* **DATA FOR PROCESSING**

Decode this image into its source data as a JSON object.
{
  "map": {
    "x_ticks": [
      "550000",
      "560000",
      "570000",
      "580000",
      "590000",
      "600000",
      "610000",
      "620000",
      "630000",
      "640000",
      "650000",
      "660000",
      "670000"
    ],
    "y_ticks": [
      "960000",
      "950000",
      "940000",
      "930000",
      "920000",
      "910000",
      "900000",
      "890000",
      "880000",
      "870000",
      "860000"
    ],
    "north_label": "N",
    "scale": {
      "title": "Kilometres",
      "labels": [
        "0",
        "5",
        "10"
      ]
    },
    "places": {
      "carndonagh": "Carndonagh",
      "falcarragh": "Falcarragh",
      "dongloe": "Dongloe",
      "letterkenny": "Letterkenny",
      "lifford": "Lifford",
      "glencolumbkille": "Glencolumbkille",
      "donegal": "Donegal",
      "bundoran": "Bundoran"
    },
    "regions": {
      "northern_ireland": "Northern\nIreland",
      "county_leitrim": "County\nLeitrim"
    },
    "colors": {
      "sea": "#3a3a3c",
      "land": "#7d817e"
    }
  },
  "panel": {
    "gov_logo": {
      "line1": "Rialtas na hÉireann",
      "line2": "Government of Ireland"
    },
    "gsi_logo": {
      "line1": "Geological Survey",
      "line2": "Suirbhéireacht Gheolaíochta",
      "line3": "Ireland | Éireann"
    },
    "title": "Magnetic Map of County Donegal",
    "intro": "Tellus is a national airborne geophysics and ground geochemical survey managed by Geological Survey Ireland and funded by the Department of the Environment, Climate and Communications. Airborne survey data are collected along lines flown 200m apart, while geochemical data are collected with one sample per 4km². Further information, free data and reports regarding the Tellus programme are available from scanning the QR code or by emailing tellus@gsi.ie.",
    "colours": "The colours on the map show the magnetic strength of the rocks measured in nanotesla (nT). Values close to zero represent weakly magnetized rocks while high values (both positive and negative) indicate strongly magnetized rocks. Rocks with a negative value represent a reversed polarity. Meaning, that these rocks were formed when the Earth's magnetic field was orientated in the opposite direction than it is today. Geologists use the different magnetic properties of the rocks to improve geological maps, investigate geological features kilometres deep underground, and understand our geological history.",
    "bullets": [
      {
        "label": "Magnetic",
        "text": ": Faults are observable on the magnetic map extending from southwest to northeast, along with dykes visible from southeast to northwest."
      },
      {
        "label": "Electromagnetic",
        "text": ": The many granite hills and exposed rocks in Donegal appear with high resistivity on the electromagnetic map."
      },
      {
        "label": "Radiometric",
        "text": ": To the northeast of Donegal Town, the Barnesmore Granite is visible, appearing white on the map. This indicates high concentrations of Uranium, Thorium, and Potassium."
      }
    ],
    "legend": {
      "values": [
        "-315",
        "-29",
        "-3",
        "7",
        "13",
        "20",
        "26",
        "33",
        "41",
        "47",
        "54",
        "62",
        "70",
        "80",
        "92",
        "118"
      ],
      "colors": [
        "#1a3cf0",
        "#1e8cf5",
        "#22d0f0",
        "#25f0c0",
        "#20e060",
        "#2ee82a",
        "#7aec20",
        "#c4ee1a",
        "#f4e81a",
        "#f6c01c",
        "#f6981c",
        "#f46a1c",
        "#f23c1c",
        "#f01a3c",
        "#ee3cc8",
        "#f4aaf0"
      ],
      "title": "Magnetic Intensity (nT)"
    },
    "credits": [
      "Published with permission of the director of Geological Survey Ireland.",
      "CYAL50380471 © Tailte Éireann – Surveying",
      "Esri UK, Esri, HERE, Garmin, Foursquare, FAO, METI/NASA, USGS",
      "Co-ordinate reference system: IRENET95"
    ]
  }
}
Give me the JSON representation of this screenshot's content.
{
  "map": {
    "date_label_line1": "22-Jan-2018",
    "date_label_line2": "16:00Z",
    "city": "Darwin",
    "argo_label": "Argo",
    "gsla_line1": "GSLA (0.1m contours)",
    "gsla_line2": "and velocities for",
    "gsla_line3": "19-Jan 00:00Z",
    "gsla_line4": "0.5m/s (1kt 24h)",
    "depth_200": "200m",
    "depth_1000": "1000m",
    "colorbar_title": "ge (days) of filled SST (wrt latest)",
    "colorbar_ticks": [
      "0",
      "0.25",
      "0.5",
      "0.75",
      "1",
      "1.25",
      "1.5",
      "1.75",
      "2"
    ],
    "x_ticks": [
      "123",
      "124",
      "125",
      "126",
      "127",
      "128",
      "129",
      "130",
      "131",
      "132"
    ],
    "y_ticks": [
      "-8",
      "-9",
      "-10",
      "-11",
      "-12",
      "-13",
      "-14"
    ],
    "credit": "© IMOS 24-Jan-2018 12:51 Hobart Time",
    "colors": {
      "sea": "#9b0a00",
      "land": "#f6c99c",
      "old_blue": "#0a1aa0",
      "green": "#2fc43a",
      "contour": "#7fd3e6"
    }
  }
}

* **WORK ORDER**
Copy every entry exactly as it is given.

* **REPLY TO THE EXERCISE**
Decode this image into its source data as a JSON object.
{
  "map": {
    "x_ticks": [
      "550000",
      "560000",
      "570000",
      "580000",
      "590000",
      "600000",
      "610000",
      "620000",
      "630000",
      "640000",
      "650000",
      "660000",
      "670000"
    ],
    "y_ticks": [
      "960000",
      "950000",
      "940000",
      "930000",
      "920000",
      "910000",
      "900000",
      "890000",
      "880000",
      "870000",
      "860000"
    ],
    "north_label": "N",
    "scale": {
      "title": "Kilometres",
      "labels": [
        "0",
        "5",
        "10"
      ]
    },
    "places": {
      "carndonagh": "Carndonagh",
      "falcarragh": "Falcarragh",
      "dongloe": "Dongloe",
      "letterkenny": "Letterkenny",
      "lifford": "Lifford",
      "glencolumbkille": "Glencolumbkille",
      "donegal": "Donegal",
      "bundoran": "Bundoran"
    },
    "regions": {
      "northern_ireland": "Northern\nIreland",
      "county_leitrim": "County\nLeitrim"
    },
    "colors": {
      "sea": "#3a3a3c",
      "land": "#7d817e"
    }
  },
  "panel": {
    "gov_logo": {
      "line1": "Rialtas na hÉireann",
      "line2": "Government of Ireland"
    },
    "gsi_logo": {
      "line1": "Geological Survey",
      "line2": "Suirbhéireacht Gheolaíochta",
      "line3": "Ireland | Éireann"
    },
    "title": "Magnetic Map of County Donegal",
    "intro": "Tellus is a national airborne geophysics and ground geochemical survey managed by Geological Survey Ireland and funded by the Department of the Environment, Climate and Communications. Airborne survey data are collected along lines flown 200m apart, while geochemical data are collected with one sample per 4km². Further information, free data and reports regarding the Tellus programme are available from scanning the QR code or by emailing tellus@gsi.ie.",
    "colours": "The colours on the map show the magnetic strength of the rocks measured in nanotesla (nT). Values close to zero represent weakly magnetized rocks while high values (both positive and negative) indicate strongly magnetized rocks. Rocks with a negative value represent a reversed polarity. Meaning, that these rocks were formed when the Earth's magnetic field was orientated in the opposite direction than it is today. Geologists use the different magnetic properties of the rocks to improve geological maps, investigate geological features kilometres deep underground, and understand our geological history.",
    "bullets": [
      {
        "label": "Magnetic",
        "text": ": Faults are observable on the magnetic map extending from southwest to northeast, along with dykes visible from southeast to northwest."
      },
      {
        "label": "Electromagnetic",
        "text": ": The many granite hills and exposed rocks in Donegal appear with high resistivity on the electromagnetic map."
      },
      {
        "label": "Radiometric",
        "text": ": To the northeast of Donegal Town, the Barnesmore Granite is visible, appearing white on the map. This indicates high concentrations of Uranium, Thorium, and Potassium."
      }
    ],
    "legend": {
      "values": [
        "-315",
        "-29",
        "-3",
        "7",
        "13",
        "20",
        "26",
        "33",
        "41",
        "47",
        "54",
        "62",
        "70",
        "80",
        "92",
        "118"
      ],
      "colors": [
        "#1a3cf0",
        "#1e8cf5",
        "#22d0f0",
        "#25f0c0",
        "#20e060",
        "#2ee82a",
        "#7aec20",
        "#c4ee1a",
        "#f4e81a",
        "#f6c01c",
        "#f6981c",
        "#f46a1c",
        "#f23c1c",
        "#f01a3c",
        "#ee3cc8",
        "#f4aaf0"
      ],
      "title": "Magnetic Intensity (nT)"
    },
    "credits": [
      "Published with permission of the director of Geological Survey Ireland.",
      "CYAL50380471 © Tailte Éireann – Surveying",
      "Esri UK, Esri, HERE, Garmin, Foursquare, FAO, METI/NASA, USGS",
      "Co-ordinate reference system: IRENET95"
    ]
  }
}
Give me the JSON representation of this screenshot's content.
{
  "map": {
    "date_label_line1": "22-Jan-2018",
    "date_label_line2": "16:00Z",
    "city": "Darwin",
    "argo_label": "Argo",
    "gsla_line1": "GSLA (0.1m contours)",
    "gsla_line2": "and velocities for",
    "gsla_line3": "19-Jan 00:00Z",
    "gsla_line4": "0.5m/s (1kt 24h)",
    "depth_200": "200m",
    "depth_1000": "1000m",
    "colorbar_title": "ge (days) of filled SST (wrt latest)",
    "colorbar_ticks": [
      "0",
      "0.25",
      "0.5",
      "0.75",
      "1",
      "1.25",
      "1.5",
      "1.75",
      "2"
    ],
    "x_ticks": [
      "123",
      "124",
      "125",
      "126",
      "127",
      "128",
      "129",
      "130",
      "131",
      "132"
    ],
    "y_ticks": [
      "-8",
      "-9",
      "-10",
      "-11",
      "-12",
      "-13",
      "-14"
    ],
    "credit": "© IMOS 24-Jan-2018 12:51 Hobart Time",
    "colors": {
      "sea": "#9b0a00",
      "land": "#f6c99c",
      "old_blue": "#0a1aa0",
      "green": "#2fc43a",
      "contour": "#7fd3e6"
    }
  }
}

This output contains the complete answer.